• _Activity_:
Reproduce each line of the entries that carries "page".

Website and app data records
================
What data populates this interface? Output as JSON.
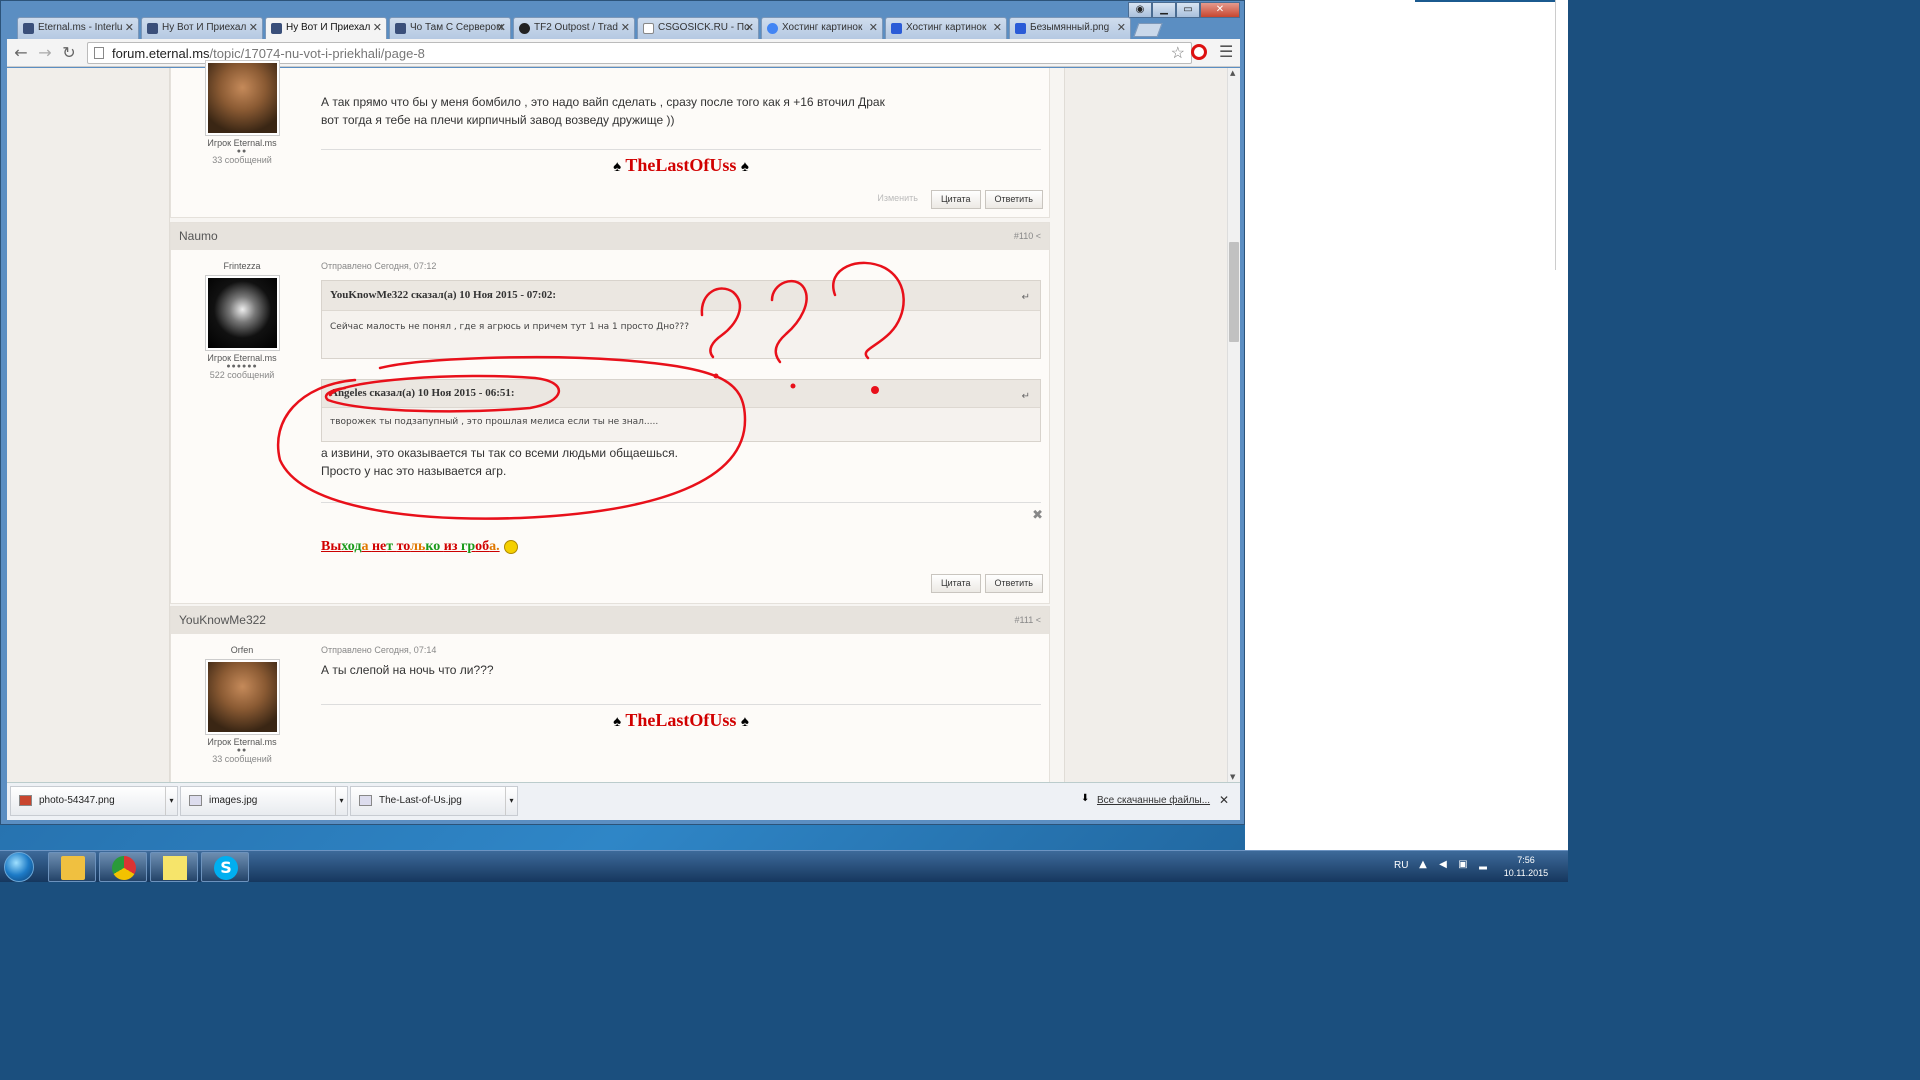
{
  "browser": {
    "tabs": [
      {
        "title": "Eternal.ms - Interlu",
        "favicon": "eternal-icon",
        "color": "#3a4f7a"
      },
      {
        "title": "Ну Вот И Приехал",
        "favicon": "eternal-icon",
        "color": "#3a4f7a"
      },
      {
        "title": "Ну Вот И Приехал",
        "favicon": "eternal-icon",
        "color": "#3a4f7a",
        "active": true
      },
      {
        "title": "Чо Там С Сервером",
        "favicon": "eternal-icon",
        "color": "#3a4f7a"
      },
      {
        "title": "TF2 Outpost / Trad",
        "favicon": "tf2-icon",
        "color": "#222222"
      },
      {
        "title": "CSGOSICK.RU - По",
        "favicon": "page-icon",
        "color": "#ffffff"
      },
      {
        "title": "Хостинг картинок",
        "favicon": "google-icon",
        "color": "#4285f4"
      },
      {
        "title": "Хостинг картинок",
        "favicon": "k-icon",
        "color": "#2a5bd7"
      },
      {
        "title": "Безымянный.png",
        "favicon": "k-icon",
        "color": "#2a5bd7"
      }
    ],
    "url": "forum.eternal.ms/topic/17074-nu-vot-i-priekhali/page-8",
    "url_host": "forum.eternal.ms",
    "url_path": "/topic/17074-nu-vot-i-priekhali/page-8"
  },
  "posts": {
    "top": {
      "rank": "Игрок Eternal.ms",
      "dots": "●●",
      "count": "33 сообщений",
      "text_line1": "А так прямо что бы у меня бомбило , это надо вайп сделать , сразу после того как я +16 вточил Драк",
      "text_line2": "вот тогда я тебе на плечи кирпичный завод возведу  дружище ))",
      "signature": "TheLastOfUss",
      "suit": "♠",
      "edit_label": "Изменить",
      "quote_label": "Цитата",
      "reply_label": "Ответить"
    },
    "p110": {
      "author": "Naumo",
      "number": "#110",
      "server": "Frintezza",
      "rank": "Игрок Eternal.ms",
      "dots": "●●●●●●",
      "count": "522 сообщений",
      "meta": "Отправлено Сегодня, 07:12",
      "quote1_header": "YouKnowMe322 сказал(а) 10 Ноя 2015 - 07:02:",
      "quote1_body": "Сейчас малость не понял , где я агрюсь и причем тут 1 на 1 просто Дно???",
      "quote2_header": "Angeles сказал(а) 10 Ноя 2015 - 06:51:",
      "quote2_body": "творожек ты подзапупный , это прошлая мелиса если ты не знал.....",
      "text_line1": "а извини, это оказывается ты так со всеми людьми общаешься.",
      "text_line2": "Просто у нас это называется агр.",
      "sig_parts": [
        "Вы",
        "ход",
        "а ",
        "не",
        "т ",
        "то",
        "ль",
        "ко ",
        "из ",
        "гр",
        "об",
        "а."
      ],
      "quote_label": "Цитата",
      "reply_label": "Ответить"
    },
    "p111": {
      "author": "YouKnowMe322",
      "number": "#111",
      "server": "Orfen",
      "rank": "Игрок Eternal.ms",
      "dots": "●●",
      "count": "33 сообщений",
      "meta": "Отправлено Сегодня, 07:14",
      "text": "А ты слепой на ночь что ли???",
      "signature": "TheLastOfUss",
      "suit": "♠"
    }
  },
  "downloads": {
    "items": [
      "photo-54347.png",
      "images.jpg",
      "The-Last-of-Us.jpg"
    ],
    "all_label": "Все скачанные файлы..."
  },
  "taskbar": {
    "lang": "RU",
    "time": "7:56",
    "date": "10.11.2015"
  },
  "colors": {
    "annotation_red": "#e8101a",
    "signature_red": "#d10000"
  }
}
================
• _Output for this exercise_:
        "favicon": "page-icon",
    "url": "forum.eternal.ms/topic/17074-nu-vot-i-priekhali/page-8",
    "url_path": "/topic/17074-nu-vot-i-priekhali/page-8"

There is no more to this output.